:: WHAT YOU ARE ASKED TO DO ::
Please reproduce all the data exactly as written and omit the pictures.

= = = = = = =

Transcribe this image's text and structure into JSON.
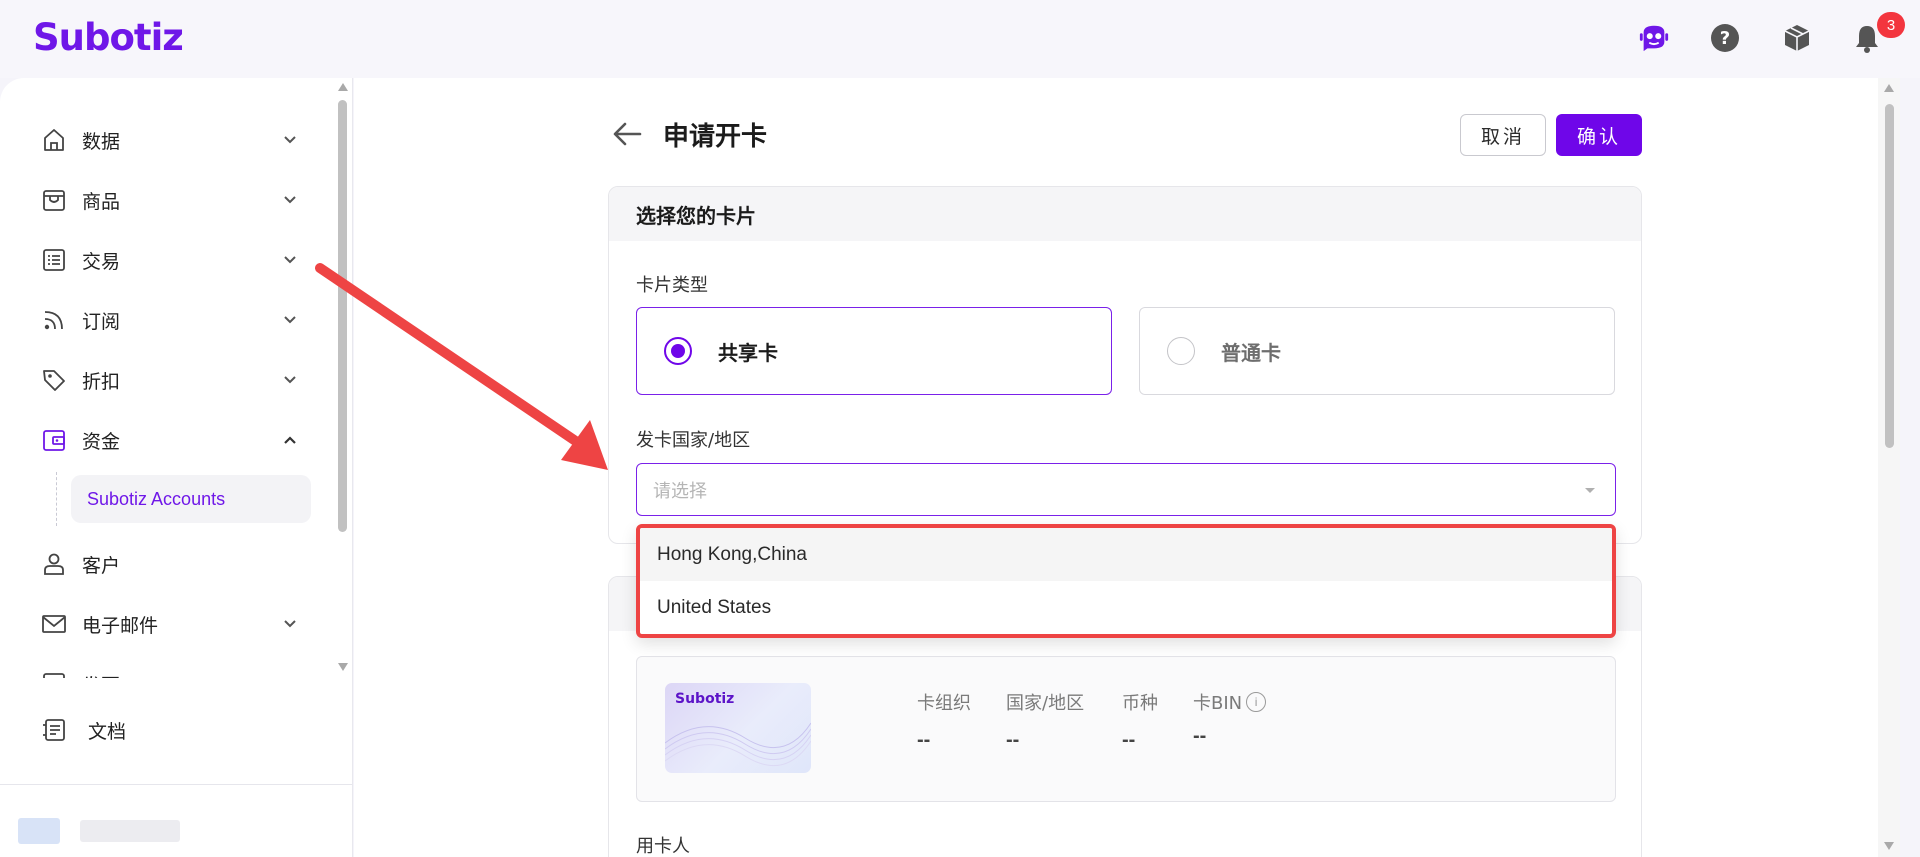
{
  "app": {
    "logo": "Subotiz",
    "notification_count": "3"
  },
  "topbar": {
    "icons": [
      "assistant-bot-icon",
      "help-icon",
      "package-icon",
      "bell-icon"
    ]
  },
  "sidebar": {
    "items": [
      {
        "label": "数据",
        "icon": "home-icon",
        "expandable": true
      },
      {
        "label": "商品",
        "icon": "store-icon",
        "expandable": true
      },
      {
        "label": "交易",
        "icon": "list-icon",
        "expandable": true
      },
      {
        "label": "订阅",
        "icon": "rss-icon",
        "expandable": true
      },
      {
        "label": "折扣",
        "icon": "tag-icon",
        "expandable": true
      },
      {
        "label": "资金",
        "icon": "wallet-icon",
        "expandable": true,
        "expanded": true,
        "active": true
      },
      {
        "label": "客户",
        "icon": "user-icon",
        "expandable": false
      },
      {
        "label": "电子邮件",
        "icon": "mail-icon",
        "expandable": true
      },
      {
        "label": "发票",
        "icon": "invoice-icon",
        "expandable": true
      }
    ],
    "sub_item": "Subotiz Accounts",
    "docs_label": "文档"
  },
  "page": {
    "title": "申请开卡",
    "cancel_label": "取消",
    "confirm_label": "确认",
    "section_title": "选择您的卡片",
    "card_type_label": "卡片类型",
    "card_types": [
      {
        "label": "共享卡",
        "selected": true
      },
      {
        "label": "普通卡",
        "selected": false
      }
    ],
    "country_label": "发卡国家/地区",
    "country_placeholder": "请选择",
    "country_options": [
      "Hong Kong,China",
      "United States"
    ],
    "card_thumb_logo": "Subotiz",
    "info_headers": [
      "卡组织",
      "国家/地区",
      "币种",
      "卡BIN"
    ],
    "info_values": [
      "--",
      "--",
      "--",
      "--"
    ],
    "card_user_label": "用卡人"
  },
  "colors": {
    "brand": "#6f06e9",
    "annotation": "#ee4444",
    "badge": "#f3353e"
  }
}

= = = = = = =

:: SOLVED PROBLEM ::
Transcribe this image's text and structure into JSON.
{
  "app": {
    "logo": "Subotiz",
    "notification_count": "3"
  },
  "topbar": {
    "icons": [
      "assistant-bot-icon",
      "help-icon",
      "package-icon",
      "bell-icon"
    ]
  },
  "sidebar": {
    "items": [
      {
        "label": "数据",
        "icon": "home-icon",
        "expandable": true
      },
      {
        "label": "商品",
        "icon": "store-icon",
        "expandable": true
      },
      {
        "label": "交易",
        "icon": "list-icon",
        "expandable": true
      },
      {
        "label": "订阅",
        "icon": "rss-icon",
        "expandable": true
      },
      {
        "label": "折扣",
        "icon": "tag-icon",
        "expandable": true
      },
      {
        "label": "资金",
        "icon": "wallet-icon",
        "expandable": true,
        "expanded": true,
        "active": true
      },
      {
        "label": "客户",
        "icon": "user-icon",
        "expandable": false
      },
      {
        "label": "电子邮件",
        "icon": "mail-icon",
        "expandable": true
      },
      {
        "label": "发票",
        "icon": "invoice-icon",
        "expandable": true
      }
    ],
    "sub_item": "Subotiz Accounts",
    "docs_label": "文档"
  },
  "page": {
    "title": "申请开卡",
    "cancel_label": "取消",
    "confirm_label": "确认",
    "section_title": "选择您的卡片",
    "card_type_label": "卡片类型",
    "card_types": [
      {
        "label": "共享卡",
        "selected": true
      },
      {
        "label": "普通卡",
        "selected": false
      }
    ],
    "country_label": "发卡国家/地区",
    "country_placeholder": "请选择",
    "country_options": [
      "Hong Kong,China",
      "United States"
    ],
    "card_thumb_logo": "Subotiz",
    "info_headers": [
      "卡组织",
      "国家/地区",
      "币种",
      "卡BIN"
    ],
    "info_values": [
      "--",
      "--",
      "--",
      "--"
    ],
    "card_user_label": "用卡人"
  },
  "colors": {
    "brand": "#6f06e9",
    "annotation": "#ee4444",
    "badge": "#f3353e"
  }
}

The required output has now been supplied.